Hoing’s itinerary includes studies of architect Santiago Calatrava’s City of Arts and Sciences in Valencia, Spain; Jean Nouvel’s Louvre Abu Dhabi in Abu Dhabi, United Arab Emirates; Richard Meier’s Jubilee Church in Rome, Italy; and Norman Foster’s City Hall in London, England. Her research will focus on communication through natural light and rawness of structure in 21st-century architecture.
“This award will allow me to leave the country for the first time and experience a new world of architecture,” Hoing said. “My hope is to gain exposure to all I can in order to acquire insight not only from my four selected buildings, but also from all that I may encounter along my way. I cannot wait to grow as a prospective architect, as well as a person through these awaiting journeys.”

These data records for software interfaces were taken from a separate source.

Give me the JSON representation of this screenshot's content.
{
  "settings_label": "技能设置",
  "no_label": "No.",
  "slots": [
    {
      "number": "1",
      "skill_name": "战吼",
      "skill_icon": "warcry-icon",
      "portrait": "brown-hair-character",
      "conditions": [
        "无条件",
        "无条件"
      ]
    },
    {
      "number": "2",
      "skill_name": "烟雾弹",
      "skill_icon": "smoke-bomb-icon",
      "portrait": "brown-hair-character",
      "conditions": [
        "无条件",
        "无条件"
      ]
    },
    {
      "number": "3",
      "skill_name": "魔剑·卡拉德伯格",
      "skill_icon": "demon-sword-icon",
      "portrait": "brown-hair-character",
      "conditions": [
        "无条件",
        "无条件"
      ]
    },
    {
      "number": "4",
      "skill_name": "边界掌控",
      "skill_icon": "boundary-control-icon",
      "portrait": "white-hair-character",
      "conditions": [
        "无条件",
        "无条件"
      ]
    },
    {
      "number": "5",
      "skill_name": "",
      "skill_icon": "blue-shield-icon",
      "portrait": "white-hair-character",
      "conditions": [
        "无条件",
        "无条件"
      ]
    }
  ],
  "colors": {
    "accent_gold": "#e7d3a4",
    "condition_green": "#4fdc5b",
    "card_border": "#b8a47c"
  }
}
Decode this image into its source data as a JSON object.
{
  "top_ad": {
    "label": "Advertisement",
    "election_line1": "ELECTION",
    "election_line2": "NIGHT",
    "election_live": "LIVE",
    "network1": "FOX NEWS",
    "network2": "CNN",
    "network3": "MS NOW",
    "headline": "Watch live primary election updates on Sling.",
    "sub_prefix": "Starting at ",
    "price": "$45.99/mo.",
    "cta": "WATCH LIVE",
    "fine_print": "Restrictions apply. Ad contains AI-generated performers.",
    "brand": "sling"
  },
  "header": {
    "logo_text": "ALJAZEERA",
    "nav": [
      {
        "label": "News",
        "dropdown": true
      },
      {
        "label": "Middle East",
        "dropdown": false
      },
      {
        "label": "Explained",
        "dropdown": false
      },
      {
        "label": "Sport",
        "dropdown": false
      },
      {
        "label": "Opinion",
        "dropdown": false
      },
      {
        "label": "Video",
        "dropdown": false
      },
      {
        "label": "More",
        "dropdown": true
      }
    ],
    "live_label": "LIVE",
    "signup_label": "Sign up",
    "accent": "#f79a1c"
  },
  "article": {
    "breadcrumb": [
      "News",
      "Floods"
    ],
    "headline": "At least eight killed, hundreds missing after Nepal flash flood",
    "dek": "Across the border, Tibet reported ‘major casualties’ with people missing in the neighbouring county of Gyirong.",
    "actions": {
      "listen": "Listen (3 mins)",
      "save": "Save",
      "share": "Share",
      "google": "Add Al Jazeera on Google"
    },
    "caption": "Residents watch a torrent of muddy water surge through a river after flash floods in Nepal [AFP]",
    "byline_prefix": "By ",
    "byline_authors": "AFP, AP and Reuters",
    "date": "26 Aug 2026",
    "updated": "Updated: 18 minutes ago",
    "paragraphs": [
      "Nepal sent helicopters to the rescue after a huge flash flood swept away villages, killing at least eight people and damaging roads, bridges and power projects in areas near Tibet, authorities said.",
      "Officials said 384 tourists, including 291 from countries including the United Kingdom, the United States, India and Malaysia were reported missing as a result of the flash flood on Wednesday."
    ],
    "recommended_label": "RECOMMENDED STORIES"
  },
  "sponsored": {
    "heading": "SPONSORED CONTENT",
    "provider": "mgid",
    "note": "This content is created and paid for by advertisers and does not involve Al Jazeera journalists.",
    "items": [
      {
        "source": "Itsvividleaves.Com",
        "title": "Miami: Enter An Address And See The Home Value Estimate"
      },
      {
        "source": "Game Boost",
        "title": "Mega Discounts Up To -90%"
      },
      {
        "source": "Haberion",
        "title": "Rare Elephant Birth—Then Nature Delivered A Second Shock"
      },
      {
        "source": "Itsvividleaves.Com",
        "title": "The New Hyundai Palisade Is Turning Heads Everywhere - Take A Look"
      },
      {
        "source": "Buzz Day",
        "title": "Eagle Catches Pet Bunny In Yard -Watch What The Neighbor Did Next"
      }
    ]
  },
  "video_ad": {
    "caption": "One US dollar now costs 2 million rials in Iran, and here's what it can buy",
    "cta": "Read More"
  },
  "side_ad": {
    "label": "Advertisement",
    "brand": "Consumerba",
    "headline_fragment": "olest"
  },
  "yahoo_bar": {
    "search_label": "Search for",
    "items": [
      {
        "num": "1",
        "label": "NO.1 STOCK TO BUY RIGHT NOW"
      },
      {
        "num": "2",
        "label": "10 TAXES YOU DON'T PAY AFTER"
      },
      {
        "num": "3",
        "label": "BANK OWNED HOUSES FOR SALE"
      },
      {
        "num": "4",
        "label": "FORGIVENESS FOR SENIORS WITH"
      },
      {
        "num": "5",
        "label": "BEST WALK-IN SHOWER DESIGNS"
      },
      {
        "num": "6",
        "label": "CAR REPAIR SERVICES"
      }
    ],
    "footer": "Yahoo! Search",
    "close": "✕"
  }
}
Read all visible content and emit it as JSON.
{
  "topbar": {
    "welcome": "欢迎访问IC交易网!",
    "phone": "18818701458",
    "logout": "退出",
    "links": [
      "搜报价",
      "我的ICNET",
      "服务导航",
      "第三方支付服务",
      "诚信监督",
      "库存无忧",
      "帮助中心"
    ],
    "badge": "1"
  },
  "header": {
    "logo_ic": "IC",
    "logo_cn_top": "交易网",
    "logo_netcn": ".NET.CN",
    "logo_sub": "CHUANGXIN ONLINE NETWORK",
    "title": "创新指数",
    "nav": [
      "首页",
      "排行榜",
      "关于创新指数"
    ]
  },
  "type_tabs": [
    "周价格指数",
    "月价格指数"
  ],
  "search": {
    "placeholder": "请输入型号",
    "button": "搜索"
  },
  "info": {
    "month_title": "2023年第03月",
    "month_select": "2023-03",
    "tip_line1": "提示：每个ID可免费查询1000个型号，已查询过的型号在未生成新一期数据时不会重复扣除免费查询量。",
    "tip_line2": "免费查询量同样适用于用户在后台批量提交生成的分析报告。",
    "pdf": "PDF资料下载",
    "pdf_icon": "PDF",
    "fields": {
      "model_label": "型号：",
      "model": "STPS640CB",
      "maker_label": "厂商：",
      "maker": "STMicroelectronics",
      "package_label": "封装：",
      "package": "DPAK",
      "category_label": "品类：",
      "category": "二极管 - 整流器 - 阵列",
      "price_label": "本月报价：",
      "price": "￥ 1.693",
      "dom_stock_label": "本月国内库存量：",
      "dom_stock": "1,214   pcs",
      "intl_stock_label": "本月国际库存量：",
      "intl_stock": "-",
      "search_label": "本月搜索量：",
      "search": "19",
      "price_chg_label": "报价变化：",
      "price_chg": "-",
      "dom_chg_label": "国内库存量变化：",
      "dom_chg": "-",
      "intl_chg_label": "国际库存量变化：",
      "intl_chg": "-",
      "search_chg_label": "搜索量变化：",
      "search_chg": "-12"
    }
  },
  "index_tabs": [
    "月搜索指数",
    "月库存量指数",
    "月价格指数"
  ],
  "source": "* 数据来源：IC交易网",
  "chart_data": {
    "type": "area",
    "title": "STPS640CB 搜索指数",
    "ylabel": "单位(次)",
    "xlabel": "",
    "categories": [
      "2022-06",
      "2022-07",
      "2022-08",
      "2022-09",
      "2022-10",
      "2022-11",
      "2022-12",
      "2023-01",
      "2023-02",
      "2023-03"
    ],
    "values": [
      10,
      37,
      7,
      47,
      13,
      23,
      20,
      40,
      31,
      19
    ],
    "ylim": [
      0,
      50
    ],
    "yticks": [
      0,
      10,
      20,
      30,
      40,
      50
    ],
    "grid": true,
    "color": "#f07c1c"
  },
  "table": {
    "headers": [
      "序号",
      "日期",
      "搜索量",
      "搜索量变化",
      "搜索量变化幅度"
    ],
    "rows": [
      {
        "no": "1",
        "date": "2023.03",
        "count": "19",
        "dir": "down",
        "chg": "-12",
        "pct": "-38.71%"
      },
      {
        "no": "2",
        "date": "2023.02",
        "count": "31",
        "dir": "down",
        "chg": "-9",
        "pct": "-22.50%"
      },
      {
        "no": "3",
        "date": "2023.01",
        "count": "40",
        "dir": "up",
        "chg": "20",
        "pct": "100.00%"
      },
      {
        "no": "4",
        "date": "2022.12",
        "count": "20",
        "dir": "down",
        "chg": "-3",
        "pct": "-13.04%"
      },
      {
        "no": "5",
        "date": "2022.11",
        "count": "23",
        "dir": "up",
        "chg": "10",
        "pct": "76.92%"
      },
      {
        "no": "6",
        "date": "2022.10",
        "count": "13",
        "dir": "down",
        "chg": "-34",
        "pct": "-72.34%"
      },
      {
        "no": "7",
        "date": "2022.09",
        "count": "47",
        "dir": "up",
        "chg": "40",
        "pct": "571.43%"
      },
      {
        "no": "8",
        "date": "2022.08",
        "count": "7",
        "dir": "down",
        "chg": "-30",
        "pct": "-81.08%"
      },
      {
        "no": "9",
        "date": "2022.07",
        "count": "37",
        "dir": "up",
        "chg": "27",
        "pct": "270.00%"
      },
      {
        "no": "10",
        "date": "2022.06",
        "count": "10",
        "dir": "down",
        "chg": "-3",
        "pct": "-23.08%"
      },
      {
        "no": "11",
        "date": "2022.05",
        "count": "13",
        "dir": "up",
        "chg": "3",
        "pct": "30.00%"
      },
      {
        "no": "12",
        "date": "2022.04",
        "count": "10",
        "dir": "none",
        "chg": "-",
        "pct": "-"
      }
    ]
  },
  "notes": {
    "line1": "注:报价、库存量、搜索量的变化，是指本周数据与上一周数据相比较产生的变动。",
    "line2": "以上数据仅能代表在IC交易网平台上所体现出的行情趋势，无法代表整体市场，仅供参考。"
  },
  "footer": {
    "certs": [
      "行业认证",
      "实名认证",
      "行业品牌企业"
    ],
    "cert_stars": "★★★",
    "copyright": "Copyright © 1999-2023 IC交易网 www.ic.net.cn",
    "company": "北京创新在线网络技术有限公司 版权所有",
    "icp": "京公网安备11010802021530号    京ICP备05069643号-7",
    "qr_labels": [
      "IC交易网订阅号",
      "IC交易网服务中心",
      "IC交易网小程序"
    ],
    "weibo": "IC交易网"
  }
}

Additionally, Senior Kaitlyn Breland of Wiggins is receiving a $5,000 Trussell Travel Award in support of her proposal, which focuses on the nature of wood as a sustainable building material. She plans to visit some of the oldest and newest wood structures on the planet, including locations in Japan, Norway and Sweden.
The Trussell Travel Award is funded by alumnus Ted T. Porter, principal of Ted Porter Architecture in New York City.
When asked why he wanted to create a travel award, Porter quoted Mark Twain, saying, “‘Travel is fatal to prejudice, bigotry and narrow-mindedness....’ In addition to exposing students to wonderful architecture around the world, I hope this award also furthers the great writer’s assertion.”
Hoing will return to Mississippi State this fall to work with her faculty adviser, Associate Professor Hans Herrmann. She will compile her research and observations into a report to be judged against fellow Aydelott Travel Award recipients from other universities.
Professor and Director of MSU’s School of Architecture Michael Berk said, “The jury was very impressed with the professionalism of both proposals, which clearly demonstrated a high-level response to the goals of the Aydelott Travel Award. My office will look forward to reviewing the results of Sarah’s and Kaitlyn’s research and travel.”
The $2.4 million endowment–established by the late Memphis architect Alfred Lewis Aydelott and his wife, Hope Galloway Aydelott–provides an award each year to four architecture students currently enrolled in the professional architecture degree programs at Mississippi State as well as the University of Arkansas, Fayetteville; Auburn University; and the University of Tennessee.
One student will receive the Aydelott Prize and an additional $5,000.
For more information about the Aydelott Travel Award and other fellowships in the School of Architecture at Mississippi State, visit www.caad.msstate.edu/sarc/fellowshipsandawards.
MSU is Mississippi’s leading university, available online at www.msstate.edu.